*Warning* This post contains a lot of images (fifteen to be precise) to scroll through at the bottom of this written piece but they’re all well worth taking a look at. Apologies in advance…
I’ve written once before that putting together a collection of anything can be a frustrating and disheartening endeavour before indulging in the pleasure afforded by it’s eventual completion. Sometimes however, that completion can never seem to be obtained as is the case with this series of books.
It all began a year or so ago ago when I discovered a great website called The Art Of Penguin Science Fiction (here) through a friend and began clicking on the thumbnails of book covers to discover more about them. I had a few books in my collection at that time but this resource has been an invaluable tool for me since its discovery. I have used it to assemble several fine collections of Penguin SF titles along with a few partial collections – this one included.
I’ve been here so many times before – a few easy finds with low prices, a false sense of security. Then the hunt begins in earnest, eBay is no use and it’s time to hit up the dealers & contacts I have in the trade. This can be a hit or miss affair as the last book or two can command serious prices depending on author, condition etc. Usually however, I somehow manage to get across the line… but not this time.
Back in 1969, Penguin’s new art director David Pelham commissioned Italian designer and experimental photographer Franco Grignani to produce a series of art pieces for a series of books to be published that year and into 1970. Grignani’s approach was unique at the time using shattered mirrors, oil, water and other substances to reflect images which he would then photograph. To quote the website;
“Grignani’s black covers and single-colour images form a kaleidoscope of shimmering dreams and shattered nightmares. They are like a free association of thoughts mapped out in watery reflections that briefly coalesce and then disperse, leaving memories of figures trapped in the fragments of a looking-glass. They hint at other dimensions and warped worlds where space swims and time shudders. Viewed as a set they would not look out of place if framed and hung on the walls of an art gallery. The thought of sixteen black spines lined up on a bookshelf seems somewhat prosaic by comparison”.

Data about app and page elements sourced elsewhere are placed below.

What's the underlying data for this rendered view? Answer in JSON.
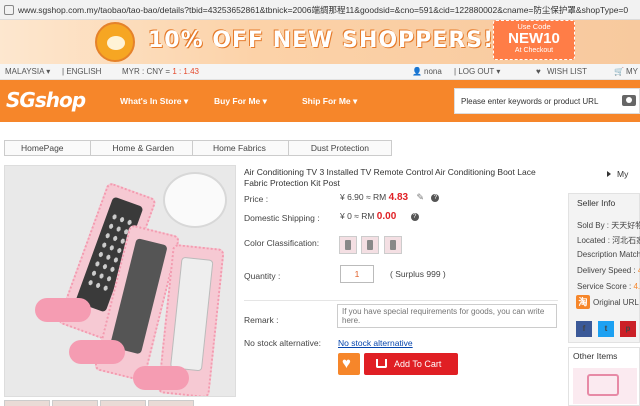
{
  "browser": {
    "url": "www.sgshop.com.my/taobao/tao-bao/details?tbid=43253652861&tbnick=2006端绸那程11&goodsid=&cno=591&cid=122880002&cname=防尘保护罩&shopType=0"
  },
  "banner": {
    "promo_text": "10% OFF NEW SHOPPERS!",
    "code_label": "Use Code",
    "code_value": "NEW10",
    "code_caption": "At Checkout"
  },
  "topbar": {
    "region": "MALAYSIA",
    "language": "ENGLISH",
    "rate_label": "MYR : CNY = ",
    "rate_value": "1 : 1.43",
    "user": "nona",
    "logout": "LOG OUT",
    "wishlist": "WISH LIST",
    "my": "MY"
  },
  "nav": {
    "logo": "SGshop",
    "menu": [
      "What's In Store",
      "Buy For Me",
      "Ship For Me"
    ],
    "search_placeholder": "Please enter keywords or product URL"
  },
  "breadcrumb": [
    "HomePage",
    "Home & Garden",
    "Home Fabrics",
    "Dust Protection"
  ],
  "product": {
    "title": "Air Conditioning TV 3 Installed TV Remote Control Air Conditioning Boot Lace Fabric Protection Kit Post",
    "price_label": "Price :",
    "price_original": "¥ 6.90 ≈ RM ",
    "price_rm": "4.83",
    "shipping_label": "Domestic Shipping :",
    "shipping_original": "¥ 0 ≈ RM ",
    "shipping_rm": "0.00",
    "color_label": "Color Classification:",
    "quantity_label": "Quantity :",
    "quantity_value": "1",
    "surplus": "( Surplus 999 )",
    "remark_label": "Remark :",
    "remark_placeholder": "If you have special requirements for goods, you can write here.",
    "nostock_label": "No stock alternative:",
    "nostock_link": "No stock alternative",
    "add_to_cart": "Add To Cart"
  },
  "sidebar": {
    "my_label": "My",
    "seller_title": "Seller Info",
    "sold_by": "Sold By : 天天好物",
    "located": "Located : 河北石家庄",
    "description": "Description Match",
    "delivery_label": "Delivery Speed : ",
    "delivery_value": "4.",
    "service_label": "Service Score : ",
    "service_value": "4.",
    "original_url": "Original URL",
    "share": [
      "f",
      "t",
      "p"
    ],
    "other_items": "Other Items"
  },
  "colors": {
    "brand_orange": "#f6862a",
    "price_red": "#e01f24",
    "link_blue": "#0645ad"
  }
}
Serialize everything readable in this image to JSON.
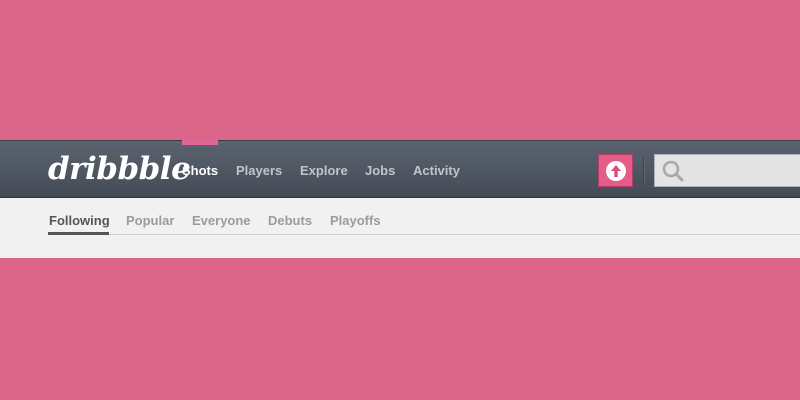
{
  "brand": {
    "logo_text": "dribbble"
  },
  "colors": {
    "background": "#dc6689",
    "accent": "#e45d88",
    "navbar": "#4e5662",
    "subnav": "#f1f1f1"
  },
  "nav": {
    "items": [
      {
        "label": "Shots",
        "active": true
      },
      {
        "label": "Players"
      },
      {
        "label": "Explore"
      },
      {
        "label": "Jobs"
      },
      {
        "label": "Activity"
      }
    ],
    "upload_icon": "upload-arrow-icon",
    "search": {
      "placeholder": "",
      "icon": "search-icon"
    }
  },
  "subnav": {
    "items": [
      {
        "label": "Following",
        "active": true
      },
      {
        "label": "Popular"
      },
      {
        "label": "Everyone"
      },
      {
        "label": "Debuts"
      },
      {
        "label": "Playoffs"
      }
    ]
  }
}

Like the David Pelham cover article I wrote before this (here) I thought that it would be great to hang all sixteen covers in a pixelated art gallery for the denizens of cyberspace to gaze at rather than having those black spines look out at me from my library shelf. Unfortunately, it wasn’t to be.
It’s been almost a year since I bought the last title in this collection and eBay has been unkind since then. My trade contacts have not had a sniff of the final book I need, most admitting that they’ve never even seen copies come up for sale. Because of this, I have decided to share what I have – fifteen Penguin covers by Franco Gignani and hope that I find my missing copy – The Day It Rained Forever by Ray Bradbury – because it will have a good home waiting for it here amongst it’s brothers.
The Productions Of Time by John Brunner
Berserker by Fred Saberhagen
The Wanderer by Fritz Leiber
Bill, The Galactic Hero by Harry Harrison
Search The Sky by Frederik Pohl and C. M. Kornbluth
The Penultimate Truth by Philip K. Dick
Rork! by Avram Davidson
Starchild by Frederick Pohl and Jack Williamson
The Judgement Of Eve by Edgar Pangborn
The Squares Of The City by John Brunner
Davy by Edgar Pangborn
The Traps Of Time edited by Michael Moorcock
Conjure Wife by Fritz Leiber
The Reefs Of Space by Frederik Pohl and Jack Williamson
Time Out Of Joint by Philip K. Dick
As the above quote states, “The thought of sixteen black spines lined up on a bookshelf seems somewhat prosaic by comparison”. I tend to agree with that perspective entirely as here’s the regular view I get from my library – not the merest hint of the incredible art contained on each of those covers;